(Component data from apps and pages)
★ ★ ★

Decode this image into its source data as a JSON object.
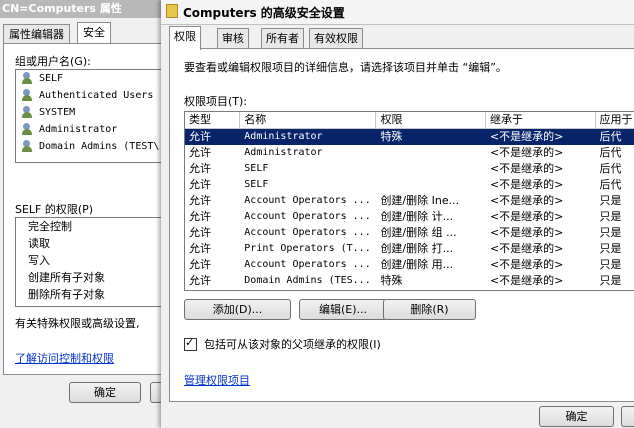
{
  "back_dialog": {
    "title": "CN=Computers 属性",
    "tabs": [
      "属性编辑器",
      "安全"
    ],
    "users_label": "组或用户名(G):",
    "users": [
      "SELF",
      "Authenticated Users",
      "SYSTEM",
      "Administrator",
      "Domain Admins (TEST\\"
    ],
    "perm_label": "SELF 的权限(P)",
    "perms": [
      "完全控制",
      "读取",
      "写入",
      "创建所有子对象",
      "删除所有子对象"
    ],
    "note": "有关特殊权限或高级设置,",
    "link": "了解访问控制和权限",
    "ok": "确定"
  },
  "dialog": {
    "title": "Computers 的高级安全设置",
    "tabs": [
      "权限",
      "审核",
      "所有者",
      "有效权限"
    ],
    "instructions": "要查看或编辑权限项目的详细信息，请选择该项目并单击 “编辑”。",
    "entries_label": "权限项目(T):",
    "columns": [
      "类型",
      "名称",
      "权限",
      "继承于",
      "应用于"
    ],
    "rows": [
      [
        "允许",
        "Administrator",
        "特殊",
        "<不是继承的>",
        "后代"
      ],
      [
        "允许",
        "Administrator",
        "",
        "<不是继承的>",
        "后代"
      ],
      [
        "允许",
        "SELF",
        "",
        "<不是继承的>",
        "后代"
      ],
      [
        "允许",
        "SELF",
        "",
        "<不是继承的>",
        "后代"
      ],
      [
        "允许",
        "Account Operators ...",
        "创建/删除 Ine...",
        "<不是继承的>",
        "只是"
      ],
      [
        "允许",
        "Account Operators ...",
        "创建/删除 计...",
        "<不是继承的>",
        "只是"
      ],
      [
        "允许",
        "Account Operators ...",
        "创建/删除 组 ...",
        "<不是继承的>",
        "只是"
      ],
      [
        "允许",
        "Print Operators (T...",
        "创建/删除 打...",
        "<不是继承的>",
        "只是"
      ],
      [
        "允许",
        "Account Operators ...",
        "创建/删除 用...",
        "<不是继承的>",
        "只是"
      ],
      [
        "允许",
        "Domain Admins (TES...",
        "特殊",
        "<不是继承的>",
        "只是"
      ]
    ],
    "add": "添加(D)...",
    "edit": "编辑(E)...",
    "delete": "删除(R)",
    "inherit_label": "包括可从该对象的父项继承的权限(I)",
    "manage_link": "管理权限项目",
    "ok": "确定"
  }
}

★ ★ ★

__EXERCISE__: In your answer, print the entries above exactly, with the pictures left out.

__OUTPUT FOR THIS TASK__:
Decode this image into its source data as a JSON object.
{
  "back_dialog": {
    "title": "CN=Computers 属性",
    "tabs": [
      "属性编辑器",
      "安全"
    ],
    "users_label": "组或用户名(G):",
    "users": [
      "SELF",
      "Authenticated Users",
      "SYSTEM",
      "Administrator",
      "Domain Admins (TEST\\"
    ],
    "perm_label": "SELF 的权限(P)",
    "perms": [
      "完全控制",
      "读取",
      "写入",
      "创建所有子对象",
      "删除所有子对象"
    ],
    "note": "有关特殊权限或高级设置,",
    "link": "了解访问控制和权限",
    "ok": "确定"
  },
  "dialog": {
    "title": "Computers 的高级安全设置",
    "tabs": [
      "权限",
      "审核",
      "所有者",
      "有效权限"
    ],
    "instructions": "要查看或编辑权限项目的详细信息，请选择该项目并单击 “编辑”。",
    "entries_label": "权限项目(T):",
    "columns": [
      "类型",
      "名称",
      "权限",
      "继承于",
      "应用于"
    ],
    "rows": [
      [
        "允许",
        "Administrator",
        "特殊",
        "<不是继承的>",
        "后代"
      ],
      [
        "允许",
        "Administrator",
        "",
        "<不是继承的>",
        "后代"
      ],
      [
        "允许",
        "SELF",
        "",
        "<不是继承的>",
        "后代"
      ],
      [
        "允许",
        "SELF",
        "",
        "<不是继承的>",
        "后代"
      ],
      [
        "允许",
        "Account Operators ...",
        "创建/删除 Ine...",
        "<不是继承的>",
        "只是"
      ],
      [
        "允许",
        "Account Operators ...",
        "创建/删除 计...",
        "<不是继承的>",
        "只是"
      ],
      [
        "允许",
        "Account Operators ...",
        "创建/删除 组 ...",
        "<不是继承的>",
        "只是"
      ],
      [
        "允许",
        "Print Operators (T...",
        "创建/删除 打...",
        "<不是继承的>",
        "只是"
      ],
      [
        "允许",
        "Account Operators ...",
        "创建/删除 用...",
        "<不是继承的>",
        "只是"
      ],
      [
        "允许",
        "Domain Admins (TES...",
        "特殊",
        "<不是继承的>",
        "只是"
      ]
    ],
    "add": "添加(D)...",
    "edit": "编辑(E)...",
    "delete": "删除(R)",
    "inherit_label": "包括可从该对象的父项继承的权限(I)",
    "manage_link": "管理权限项目",
    "ok": "确定"
  }
}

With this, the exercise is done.